# Required action
Using the listing below, report all lines holding the word "수학학원에서".

** Opening Provided information block **

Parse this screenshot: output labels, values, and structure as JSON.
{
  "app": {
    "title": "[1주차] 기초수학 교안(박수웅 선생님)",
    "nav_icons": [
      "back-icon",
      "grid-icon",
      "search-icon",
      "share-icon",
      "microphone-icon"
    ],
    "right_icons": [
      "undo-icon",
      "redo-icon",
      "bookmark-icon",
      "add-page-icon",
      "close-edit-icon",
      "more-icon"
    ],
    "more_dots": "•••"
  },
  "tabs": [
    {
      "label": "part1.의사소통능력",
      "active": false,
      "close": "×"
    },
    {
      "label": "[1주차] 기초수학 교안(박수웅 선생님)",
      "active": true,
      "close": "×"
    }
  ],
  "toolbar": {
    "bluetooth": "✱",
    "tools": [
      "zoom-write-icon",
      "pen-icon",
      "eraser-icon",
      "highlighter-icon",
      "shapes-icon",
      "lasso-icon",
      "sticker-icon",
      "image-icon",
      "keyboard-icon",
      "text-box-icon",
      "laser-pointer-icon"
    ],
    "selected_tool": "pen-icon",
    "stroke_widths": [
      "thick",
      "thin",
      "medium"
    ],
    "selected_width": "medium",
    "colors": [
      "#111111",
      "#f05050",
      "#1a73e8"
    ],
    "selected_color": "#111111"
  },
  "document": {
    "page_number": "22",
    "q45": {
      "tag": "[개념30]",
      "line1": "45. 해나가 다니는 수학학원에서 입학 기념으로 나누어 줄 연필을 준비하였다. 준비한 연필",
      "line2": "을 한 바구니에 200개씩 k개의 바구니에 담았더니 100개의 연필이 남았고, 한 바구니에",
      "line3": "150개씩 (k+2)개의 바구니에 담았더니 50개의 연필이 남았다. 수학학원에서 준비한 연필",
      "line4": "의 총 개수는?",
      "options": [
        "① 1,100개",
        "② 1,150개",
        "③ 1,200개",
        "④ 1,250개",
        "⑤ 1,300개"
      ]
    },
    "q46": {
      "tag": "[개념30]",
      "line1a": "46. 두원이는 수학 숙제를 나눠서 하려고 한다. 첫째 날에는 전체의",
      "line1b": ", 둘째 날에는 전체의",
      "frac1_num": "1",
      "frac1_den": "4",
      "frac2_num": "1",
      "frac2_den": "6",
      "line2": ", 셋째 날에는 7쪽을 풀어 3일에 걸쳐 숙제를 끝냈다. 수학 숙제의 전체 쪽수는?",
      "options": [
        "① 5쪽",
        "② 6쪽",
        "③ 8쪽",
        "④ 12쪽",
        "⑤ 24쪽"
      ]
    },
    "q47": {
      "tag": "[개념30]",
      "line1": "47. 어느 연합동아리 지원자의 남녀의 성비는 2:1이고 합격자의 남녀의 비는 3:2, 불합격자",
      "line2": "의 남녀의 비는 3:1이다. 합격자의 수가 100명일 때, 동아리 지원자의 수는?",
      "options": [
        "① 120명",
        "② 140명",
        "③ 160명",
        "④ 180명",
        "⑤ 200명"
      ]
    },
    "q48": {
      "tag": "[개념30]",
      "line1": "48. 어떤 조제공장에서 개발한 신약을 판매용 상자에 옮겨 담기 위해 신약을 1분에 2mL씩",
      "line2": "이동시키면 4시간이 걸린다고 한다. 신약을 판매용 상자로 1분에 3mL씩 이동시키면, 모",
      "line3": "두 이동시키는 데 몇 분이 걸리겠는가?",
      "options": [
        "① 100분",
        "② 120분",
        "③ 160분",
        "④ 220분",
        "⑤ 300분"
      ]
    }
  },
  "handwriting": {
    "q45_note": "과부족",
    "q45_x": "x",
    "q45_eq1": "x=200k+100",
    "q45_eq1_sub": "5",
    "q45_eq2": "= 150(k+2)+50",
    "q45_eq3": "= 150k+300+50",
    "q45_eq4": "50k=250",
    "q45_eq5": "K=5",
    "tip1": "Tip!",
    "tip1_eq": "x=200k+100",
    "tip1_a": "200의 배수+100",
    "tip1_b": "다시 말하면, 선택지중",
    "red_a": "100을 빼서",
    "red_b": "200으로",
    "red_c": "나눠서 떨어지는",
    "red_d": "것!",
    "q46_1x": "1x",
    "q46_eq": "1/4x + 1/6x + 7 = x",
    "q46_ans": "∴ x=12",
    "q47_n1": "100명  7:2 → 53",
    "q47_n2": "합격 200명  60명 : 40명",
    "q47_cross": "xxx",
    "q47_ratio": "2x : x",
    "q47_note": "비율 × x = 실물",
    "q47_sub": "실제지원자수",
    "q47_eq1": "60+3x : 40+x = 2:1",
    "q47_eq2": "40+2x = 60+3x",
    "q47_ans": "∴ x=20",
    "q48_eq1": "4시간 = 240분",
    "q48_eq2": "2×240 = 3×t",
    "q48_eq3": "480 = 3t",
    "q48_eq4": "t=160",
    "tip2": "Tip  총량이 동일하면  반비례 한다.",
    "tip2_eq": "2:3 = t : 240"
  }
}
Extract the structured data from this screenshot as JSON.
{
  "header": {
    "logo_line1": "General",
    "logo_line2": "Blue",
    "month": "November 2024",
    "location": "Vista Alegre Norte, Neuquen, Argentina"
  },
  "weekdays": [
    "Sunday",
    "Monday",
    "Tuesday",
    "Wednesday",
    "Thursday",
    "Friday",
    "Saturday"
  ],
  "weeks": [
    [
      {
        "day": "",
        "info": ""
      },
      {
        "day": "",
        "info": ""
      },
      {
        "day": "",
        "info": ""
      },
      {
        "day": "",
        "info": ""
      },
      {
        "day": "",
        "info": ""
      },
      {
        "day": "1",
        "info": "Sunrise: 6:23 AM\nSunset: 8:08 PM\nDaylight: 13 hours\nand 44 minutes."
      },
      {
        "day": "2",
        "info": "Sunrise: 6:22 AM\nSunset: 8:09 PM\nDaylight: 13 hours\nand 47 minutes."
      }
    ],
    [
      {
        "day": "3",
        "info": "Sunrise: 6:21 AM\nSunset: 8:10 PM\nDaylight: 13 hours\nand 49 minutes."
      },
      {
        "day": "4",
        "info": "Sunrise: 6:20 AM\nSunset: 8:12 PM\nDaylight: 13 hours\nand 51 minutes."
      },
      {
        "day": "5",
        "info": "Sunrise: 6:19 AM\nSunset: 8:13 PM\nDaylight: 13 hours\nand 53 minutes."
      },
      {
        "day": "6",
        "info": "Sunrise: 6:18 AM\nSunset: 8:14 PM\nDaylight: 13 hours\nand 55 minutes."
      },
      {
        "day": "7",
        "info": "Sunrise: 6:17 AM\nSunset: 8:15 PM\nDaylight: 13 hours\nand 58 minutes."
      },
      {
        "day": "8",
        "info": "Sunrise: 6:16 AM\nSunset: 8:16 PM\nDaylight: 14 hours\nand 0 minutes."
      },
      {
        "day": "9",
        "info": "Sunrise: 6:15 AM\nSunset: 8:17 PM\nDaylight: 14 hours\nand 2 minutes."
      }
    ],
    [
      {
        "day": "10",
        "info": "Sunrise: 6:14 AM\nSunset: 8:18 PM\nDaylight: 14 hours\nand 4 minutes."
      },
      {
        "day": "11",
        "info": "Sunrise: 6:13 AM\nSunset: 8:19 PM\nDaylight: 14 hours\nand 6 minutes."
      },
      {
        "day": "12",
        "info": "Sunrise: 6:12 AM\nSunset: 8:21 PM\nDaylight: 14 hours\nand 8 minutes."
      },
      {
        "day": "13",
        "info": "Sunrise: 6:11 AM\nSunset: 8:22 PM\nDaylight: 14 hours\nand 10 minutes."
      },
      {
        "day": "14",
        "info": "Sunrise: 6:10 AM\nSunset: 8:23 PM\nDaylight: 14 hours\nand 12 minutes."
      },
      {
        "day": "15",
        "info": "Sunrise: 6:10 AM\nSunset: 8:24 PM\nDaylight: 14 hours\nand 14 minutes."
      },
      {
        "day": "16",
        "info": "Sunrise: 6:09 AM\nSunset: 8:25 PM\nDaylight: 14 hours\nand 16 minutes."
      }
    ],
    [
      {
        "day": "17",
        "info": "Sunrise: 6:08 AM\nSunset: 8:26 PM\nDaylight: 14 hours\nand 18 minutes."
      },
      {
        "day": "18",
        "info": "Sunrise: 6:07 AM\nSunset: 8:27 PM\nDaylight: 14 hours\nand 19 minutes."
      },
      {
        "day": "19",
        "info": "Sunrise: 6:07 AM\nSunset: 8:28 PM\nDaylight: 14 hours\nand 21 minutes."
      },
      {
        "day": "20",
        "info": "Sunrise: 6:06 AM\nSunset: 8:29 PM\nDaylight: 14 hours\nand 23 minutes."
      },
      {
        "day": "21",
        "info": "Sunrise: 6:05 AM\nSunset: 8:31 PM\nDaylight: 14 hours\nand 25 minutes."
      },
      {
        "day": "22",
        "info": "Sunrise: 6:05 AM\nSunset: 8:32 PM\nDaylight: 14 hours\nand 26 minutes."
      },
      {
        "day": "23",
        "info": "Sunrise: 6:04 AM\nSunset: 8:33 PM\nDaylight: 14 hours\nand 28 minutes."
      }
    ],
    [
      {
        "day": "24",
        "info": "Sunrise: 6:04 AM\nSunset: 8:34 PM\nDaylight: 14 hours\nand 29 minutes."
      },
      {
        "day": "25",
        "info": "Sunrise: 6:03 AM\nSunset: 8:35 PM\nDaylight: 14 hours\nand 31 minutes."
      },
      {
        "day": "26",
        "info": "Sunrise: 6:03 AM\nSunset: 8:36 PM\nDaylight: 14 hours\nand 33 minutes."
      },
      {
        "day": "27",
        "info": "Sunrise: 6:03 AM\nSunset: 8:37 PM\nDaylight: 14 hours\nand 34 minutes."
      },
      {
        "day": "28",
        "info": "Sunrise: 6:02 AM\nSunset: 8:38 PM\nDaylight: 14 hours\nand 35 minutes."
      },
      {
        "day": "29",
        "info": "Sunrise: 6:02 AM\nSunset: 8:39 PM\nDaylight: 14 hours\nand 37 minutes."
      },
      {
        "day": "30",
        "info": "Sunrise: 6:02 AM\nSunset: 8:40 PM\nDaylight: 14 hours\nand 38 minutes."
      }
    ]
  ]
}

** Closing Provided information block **

# Result of the task
      "line1": "45. 해나가 다니는 수학학원에서 입학 기념으로 나누어 줄 연필을 준비하였다. 준비한 연필",
      "line3": "150개씩 (k+2)개의 바구니에 담았더니 50개의 연필이 남았다. 수학학원에서 준비한 연필",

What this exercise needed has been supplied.